These are just a few of the ways business leaders can run afoul of state or local sales tax compliance. It’s a complex issue, and there are thousands of tax jurisdictions, so it’s easy to make mistakes. But even companies that haven’t made any mistake can find themselves adversely impacted: Since taxing authorities have automated many processes, merchants occasionally receive incorrect assessments.   For example, in many situations, the state systems that generate assessments are out of synch with the systems that register when a return was filed or payment received.  Very often, as the state determined cut-off date (typically 5 – 7 days after the filing due date) passes, an assessment will be issued automatically because the return or payment were not listed as being received.  Without doing anything wrong, the business owner must now spend countless hours in negotiating with the state and local agencies and prove their innocence that they filed the returns in a timely manner and payment was collected in full.
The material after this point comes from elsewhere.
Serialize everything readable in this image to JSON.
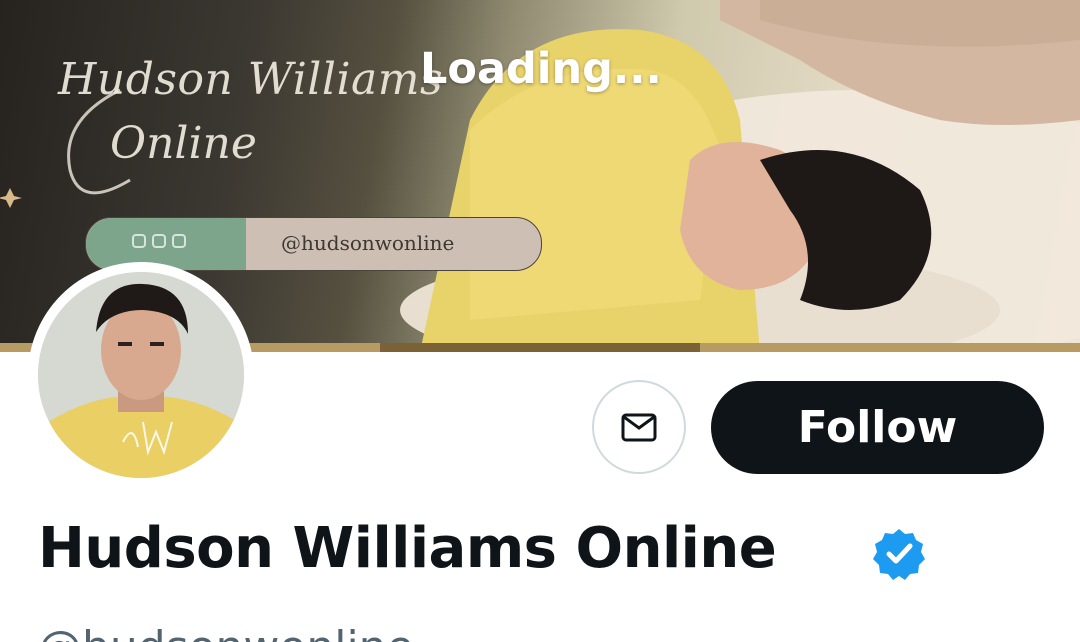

While the business may not have to pay a penalty in the end if they can prove the assessment is incorrect, they will have to commit time and resources to documenting compliance and making their case to the appropriate section of the bureaucracy. This is time better spent on managing your business and generating profits.

So what’s the solution? Savvy small business leaders are increasingly taking advantage of technology to ensure sales tax compliance. Over the past several years, sales tax compliance technology has evolved, becoming much more affordable, accurate and automated.

With the right outsourcing partner, businesses can benefit from the automated solutions now on the market to ensure they file state taxes accurately and on time – and have an outsourcing partner to back them up if they get an improper assessment. In this way, businesses can avoid the common pitfalls in sales tax compliance – and focus on taking care of business.

Jonathan Barsade is CEO of Exactor